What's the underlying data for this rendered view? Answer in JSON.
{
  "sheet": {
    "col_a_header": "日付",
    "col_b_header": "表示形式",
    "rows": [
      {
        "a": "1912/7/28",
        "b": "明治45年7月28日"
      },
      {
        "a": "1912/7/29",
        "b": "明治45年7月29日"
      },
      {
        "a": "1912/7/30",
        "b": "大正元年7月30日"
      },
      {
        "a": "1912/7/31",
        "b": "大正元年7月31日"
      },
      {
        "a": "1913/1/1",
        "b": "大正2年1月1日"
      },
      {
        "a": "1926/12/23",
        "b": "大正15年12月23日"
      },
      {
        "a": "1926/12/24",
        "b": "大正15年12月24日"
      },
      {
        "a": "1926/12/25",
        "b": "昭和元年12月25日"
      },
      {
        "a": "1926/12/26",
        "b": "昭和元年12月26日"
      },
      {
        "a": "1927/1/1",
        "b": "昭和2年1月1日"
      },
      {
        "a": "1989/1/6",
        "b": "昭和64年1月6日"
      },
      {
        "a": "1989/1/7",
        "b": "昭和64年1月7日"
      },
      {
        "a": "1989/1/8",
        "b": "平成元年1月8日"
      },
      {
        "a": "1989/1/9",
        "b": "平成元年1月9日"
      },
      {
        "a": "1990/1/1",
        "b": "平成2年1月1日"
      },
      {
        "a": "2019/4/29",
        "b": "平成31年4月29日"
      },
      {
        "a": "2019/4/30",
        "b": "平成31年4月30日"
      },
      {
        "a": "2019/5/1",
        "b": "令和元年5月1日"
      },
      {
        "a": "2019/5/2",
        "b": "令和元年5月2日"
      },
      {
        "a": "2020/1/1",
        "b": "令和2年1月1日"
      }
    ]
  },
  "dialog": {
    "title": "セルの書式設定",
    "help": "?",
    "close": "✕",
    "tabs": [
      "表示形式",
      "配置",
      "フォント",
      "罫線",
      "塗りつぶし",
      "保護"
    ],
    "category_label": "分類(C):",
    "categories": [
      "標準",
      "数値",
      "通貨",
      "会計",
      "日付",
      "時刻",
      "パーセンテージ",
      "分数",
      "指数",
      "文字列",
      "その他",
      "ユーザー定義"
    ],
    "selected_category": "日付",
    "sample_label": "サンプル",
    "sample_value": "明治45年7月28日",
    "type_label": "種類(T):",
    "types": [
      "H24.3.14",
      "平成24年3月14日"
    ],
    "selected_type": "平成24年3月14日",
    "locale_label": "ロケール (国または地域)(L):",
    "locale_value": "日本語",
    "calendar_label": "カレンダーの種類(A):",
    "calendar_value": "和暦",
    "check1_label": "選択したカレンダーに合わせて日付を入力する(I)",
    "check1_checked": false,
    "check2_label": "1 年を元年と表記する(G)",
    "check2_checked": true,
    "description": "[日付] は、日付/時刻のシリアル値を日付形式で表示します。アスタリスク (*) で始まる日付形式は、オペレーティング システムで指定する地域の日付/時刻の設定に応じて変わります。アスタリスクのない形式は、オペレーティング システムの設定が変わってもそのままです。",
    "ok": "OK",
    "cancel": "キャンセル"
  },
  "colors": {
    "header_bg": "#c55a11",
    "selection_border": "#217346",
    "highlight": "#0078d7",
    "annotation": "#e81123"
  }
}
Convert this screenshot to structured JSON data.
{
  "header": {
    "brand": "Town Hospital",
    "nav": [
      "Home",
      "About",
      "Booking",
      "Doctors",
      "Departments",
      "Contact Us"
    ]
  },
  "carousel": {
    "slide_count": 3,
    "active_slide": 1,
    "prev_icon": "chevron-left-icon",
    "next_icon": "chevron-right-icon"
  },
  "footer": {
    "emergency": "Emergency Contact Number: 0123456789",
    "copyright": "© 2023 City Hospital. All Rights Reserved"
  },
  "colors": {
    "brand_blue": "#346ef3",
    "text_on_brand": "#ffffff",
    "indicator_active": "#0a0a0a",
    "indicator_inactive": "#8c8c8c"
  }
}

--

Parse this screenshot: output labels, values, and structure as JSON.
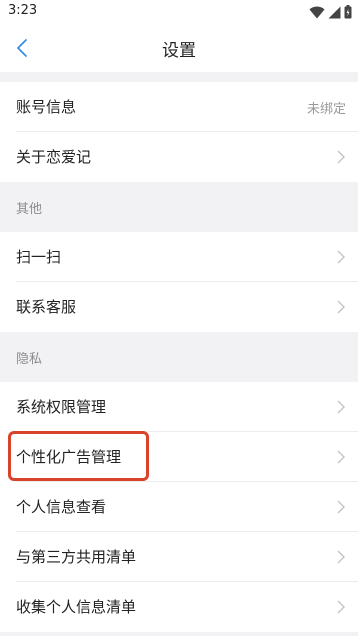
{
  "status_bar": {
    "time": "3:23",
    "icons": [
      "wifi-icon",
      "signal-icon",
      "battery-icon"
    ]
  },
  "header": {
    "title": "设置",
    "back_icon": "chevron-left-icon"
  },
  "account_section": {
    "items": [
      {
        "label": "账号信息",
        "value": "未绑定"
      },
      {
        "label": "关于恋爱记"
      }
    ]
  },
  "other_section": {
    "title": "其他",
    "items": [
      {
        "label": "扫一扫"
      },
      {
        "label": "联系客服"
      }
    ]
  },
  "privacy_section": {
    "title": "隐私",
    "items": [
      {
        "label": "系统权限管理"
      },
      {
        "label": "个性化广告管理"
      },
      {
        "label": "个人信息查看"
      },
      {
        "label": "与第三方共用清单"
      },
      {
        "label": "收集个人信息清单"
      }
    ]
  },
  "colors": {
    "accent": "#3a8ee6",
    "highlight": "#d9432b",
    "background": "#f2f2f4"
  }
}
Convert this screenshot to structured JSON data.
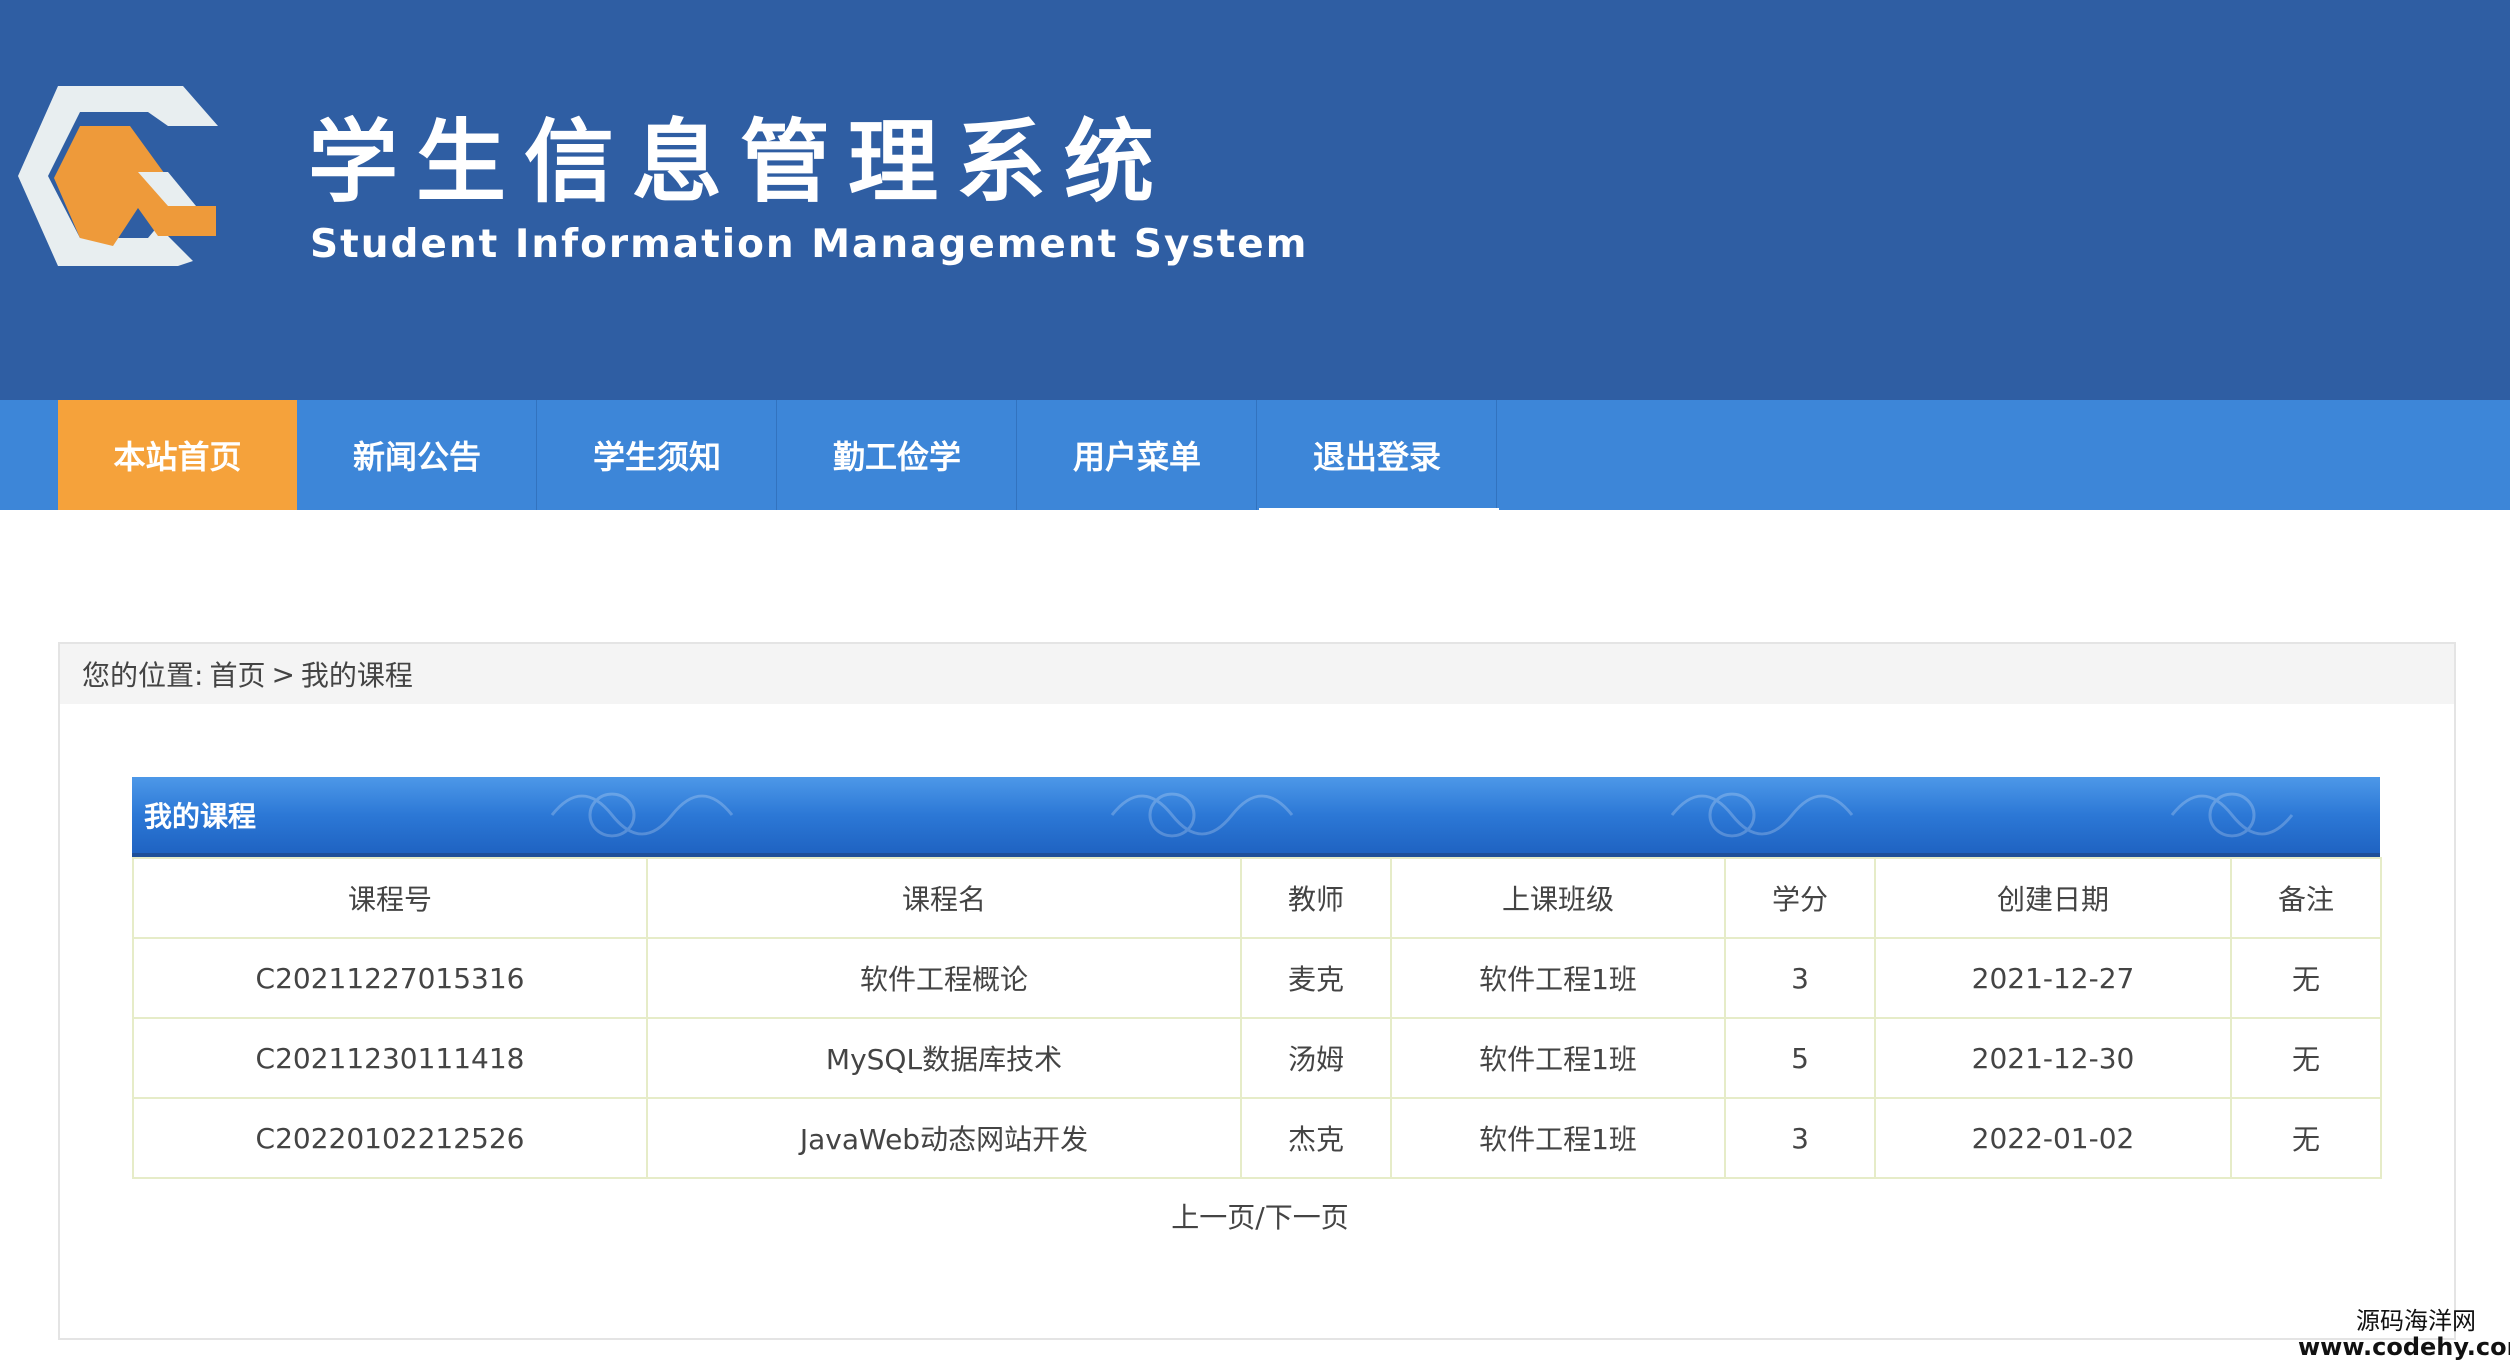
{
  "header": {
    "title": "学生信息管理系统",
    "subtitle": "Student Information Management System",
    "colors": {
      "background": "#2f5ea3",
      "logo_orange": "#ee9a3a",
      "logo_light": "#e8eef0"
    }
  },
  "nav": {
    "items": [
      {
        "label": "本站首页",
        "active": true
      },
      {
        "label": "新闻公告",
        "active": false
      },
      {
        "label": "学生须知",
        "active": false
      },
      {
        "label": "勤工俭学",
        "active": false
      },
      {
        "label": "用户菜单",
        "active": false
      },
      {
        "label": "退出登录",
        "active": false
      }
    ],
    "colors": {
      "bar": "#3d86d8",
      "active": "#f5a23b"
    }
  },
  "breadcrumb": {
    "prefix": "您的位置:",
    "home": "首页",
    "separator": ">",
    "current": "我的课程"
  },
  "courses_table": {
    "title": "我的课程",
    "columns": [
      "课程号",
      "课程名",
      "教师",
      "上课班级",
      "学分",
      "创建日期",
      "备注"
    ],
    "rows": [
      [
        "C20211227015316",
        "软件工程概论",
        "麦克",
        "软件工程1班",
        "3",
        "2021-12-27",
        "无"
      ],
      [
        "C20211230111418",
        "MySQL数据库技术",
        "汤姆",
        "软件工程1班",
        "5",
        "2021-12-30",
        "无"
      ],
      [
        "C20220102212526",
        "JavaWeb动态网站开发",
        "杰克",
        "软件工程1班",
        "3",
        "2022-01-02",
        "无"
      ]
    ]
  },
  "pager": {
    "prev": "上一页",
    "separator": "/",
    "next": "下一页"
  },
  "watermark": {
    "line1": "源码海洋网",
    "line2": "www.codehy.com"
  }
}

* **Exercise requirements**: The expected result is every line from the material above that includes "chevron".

* **Answer to the exercise**:
    "prev_icon": "chevron-left-icon",
    "next_icon": "chevron-right-icon"
    "back_icon": "chevron-left-icon"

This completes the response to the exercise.